- Data provided -
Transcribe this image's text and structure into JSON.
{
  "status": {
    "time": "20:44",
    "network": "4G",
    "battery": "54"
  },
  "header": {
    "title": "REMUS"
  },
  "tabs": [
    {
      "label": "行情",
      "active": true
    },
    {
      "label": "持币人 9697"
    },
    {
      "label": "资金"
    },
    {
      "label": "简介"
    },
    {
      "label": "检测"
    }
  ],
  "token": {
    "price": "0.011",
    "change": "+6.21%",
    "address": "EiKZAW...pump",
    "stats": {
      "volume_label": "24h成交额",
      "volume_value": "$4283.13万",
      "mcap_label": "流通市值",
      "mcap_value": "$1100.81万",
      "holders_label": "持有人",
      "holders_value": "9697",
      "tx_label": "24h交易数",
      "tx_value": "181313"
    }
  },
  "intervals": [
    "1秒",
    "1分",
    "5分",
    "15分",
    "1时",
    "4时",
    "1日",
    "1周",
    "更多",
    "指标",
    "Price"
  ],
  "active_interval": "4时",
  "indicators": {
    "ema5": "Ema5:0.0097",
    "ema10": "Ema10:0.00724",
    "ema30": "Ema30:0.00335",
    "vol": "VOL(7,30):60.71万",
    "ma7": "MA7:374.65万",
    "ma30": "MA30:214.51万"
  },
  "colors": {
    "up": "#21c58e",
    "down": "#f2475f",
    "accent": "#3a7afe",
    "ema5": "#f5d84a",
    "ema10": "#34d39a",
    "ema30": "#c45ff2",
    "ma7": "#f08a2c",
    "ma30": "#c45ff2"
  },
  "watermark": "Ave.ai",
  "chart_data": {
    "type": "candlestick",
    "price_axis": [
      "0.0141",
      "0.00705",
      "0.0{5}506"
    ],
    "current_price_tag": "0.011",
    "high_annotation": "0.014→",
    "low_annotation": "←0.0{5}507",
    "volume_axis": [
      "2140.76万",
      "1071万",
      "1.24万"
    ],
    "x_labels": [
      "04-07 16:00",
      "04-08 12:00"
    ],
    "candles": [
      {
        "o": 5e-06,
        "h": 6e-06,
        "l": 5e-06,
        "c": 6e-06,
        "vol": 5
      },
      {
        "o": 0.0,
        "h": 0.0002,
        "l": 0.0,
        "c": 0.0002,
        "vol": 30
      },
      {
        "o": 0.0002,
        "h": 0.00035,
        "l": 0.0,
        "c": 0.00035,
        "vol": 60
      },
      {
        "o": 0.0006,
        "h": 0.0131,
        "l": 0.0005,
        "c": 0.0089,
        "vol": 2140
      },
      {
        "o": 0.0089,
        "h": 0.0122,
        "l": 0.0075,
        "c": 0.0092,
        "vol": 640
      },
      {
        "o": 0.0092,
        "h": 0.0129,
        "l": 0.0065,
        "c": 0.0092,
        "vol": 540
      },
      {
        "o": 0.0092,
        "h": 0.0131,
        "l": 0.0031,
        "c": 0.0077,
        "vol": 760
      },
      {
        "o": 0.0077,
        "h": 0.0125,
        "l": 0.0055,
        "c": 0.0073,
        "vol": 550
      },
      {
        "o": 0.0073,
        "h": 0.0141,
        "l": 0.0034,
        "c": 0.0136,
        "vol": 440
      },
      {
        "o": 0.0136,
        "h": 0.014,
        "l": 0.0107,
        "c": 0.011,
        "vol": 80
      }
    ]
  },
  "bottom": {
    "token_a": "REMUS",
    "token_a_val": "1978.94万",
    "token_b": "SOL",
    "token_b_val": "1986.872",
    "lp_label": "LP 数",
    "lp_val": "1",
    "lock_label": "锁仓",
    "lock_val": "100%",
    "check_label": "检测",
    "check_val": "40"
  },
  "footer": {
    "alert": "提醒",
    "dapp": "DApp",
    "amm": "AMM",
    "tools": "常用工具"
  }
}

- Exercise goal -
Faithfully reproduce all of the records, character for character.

- Solved problem -
Transcribe this image's text and structure into JSON.
{
  "status": {
    "time": "20:44",
    "network": "4G",
    "battery": "54"
  },
  "header": {
    "title": "REMUS"
  },
  "tabs": [
    {
      "label": "行情",
      "active": true
    },
    {
      "label": "持币人 9697"
    },
    {
      "label": "资金"
    },
    {
      "label": "简介"
    },
    {
      "label": "检测"
    }
  ],
  "token": {
    "price": "0.011",
    "change": "+6.21%",
    "address": "EiKZAW...pump",
    "stats": {
      "volume_label": "24h成交额",
      "volume_value": "$4283.13万",
      "mcap_label": "流通市值",
      "mcap_value": "$1100.81万",
      "holders_label": "持有人",
      "holders_value": "9697",
      "tx_label": "24h交易数",
      "tx_value": "181313"
    }
  },
  "intervals": [
    "1秒",
    "1分",
    "5分",
    "15分",
    "1时",
    "4时",
    "1日",
    "1周",
    "更多",
    "指标",
    "Price"
  ],
  "active_interval": "4时",
  "indicators": {
    "ema5": "Ema5:0.0097",
    "ema10": "Ema10:0.00724",
    "ema30": "Ema30:0.00335",
    "vol": "VOL(7,30):60.71万",
    "ma7": "MA7:374.65万",
    "ma30": "MA30:214.51万"
  },
  "colors": {
    "up": "#21c58e",
    "down": "#f2475f",
    "accent": "#3a7afe",
    "ema5": "#f5d84a",
    "ema10": "#34d39a",
    "ema30": "#c45ff2",
    "ma7": "#f08a2c",
    "ma30": "#c45ff2"
  },
  "watermark": "Ave.ai",
  "chart_data": {
    "type": "candlestick",
    "price_axis": [
      "0.0141",
      "0.00705",
      "0.0{5}506"
    ],
    "current_price_tag": "0.011",
    "high_annotation": "0.014→",
    "low_annotation": "←0.0{5}507",
    "volume_axis": [
      "2140.76万",
      "1071万",
      "1.24万"
    ],
    "x_labels": [
      "04-07 16:00",
      "04-08 12:00"
    ],
    "candles": [
      {
        "o": 5e-06,
        "h": 6e-06,
        "l": 5e-06,
        "c": 6e-06,
        "vol": 5
      },
      {
        "o": 0.0,
        "h": 0.0002,
        "l": 0.0,
        "c": 0.0002,
        "vol": 30
      },
      {
        "o": 0.0002,
        "h": 0.00035,
        "l": 0.0,
        "c": 0.00035,
        "vol": 60
      },
      {
        "o": 0.0006,
        "h": 0.0131,
        "l": 0.0005,
        "c": 0.0089,
        "vol": 2140
      },
      {
        "o": 0.0089,
        "h": 0.0122,
        "l": 0.0075,
        "c": 0.0092,
        "vol": 640
      },
      {
        "o": 0.0092,
        "h": 0.0129,
        "l": 0.0065,
        "c": 0.0092,
        "vol": 540
      },
      {
        "o": 0.0092,
        "h": 0.0131,
        "l": 0.0031,
        "c": 0.0077,
        "vol": 760
      },
      {
        "o": 0.0077,
        "h": 0.0125,
        "l": 0.0055,
        "c": 0.0073,
        "vol": 550
      },
      {
        "o": 0.0073,
        "h": 0.0141,
        "l": 0.0034,
        "c": 0.0136,
        "vol": 440
      },
      {
        "o": 0.0136,
        "h": 0.014,
        "l": 0.0107,
        "c": 0.011,
        "vol": 80
      }
    ]
  },
  "bottom": {
    "token_a": "REMUS",
    "token_a_val": "1978.94万",
    "token_b": "SOL",
    "token_b_val": "1986.872",
    "lp_label": "LP 数",
    "lp_val": "1",
    "lock_label": "锁仓",
    "lock_val": "100%",
    "check_label": "检测",
    "check_val": "40"
  },
  "footer": {
    "alert": "提醒",
    "dapp": "DApp",
    "amm": "AMM",
    "tools": "常用工具"
  }
}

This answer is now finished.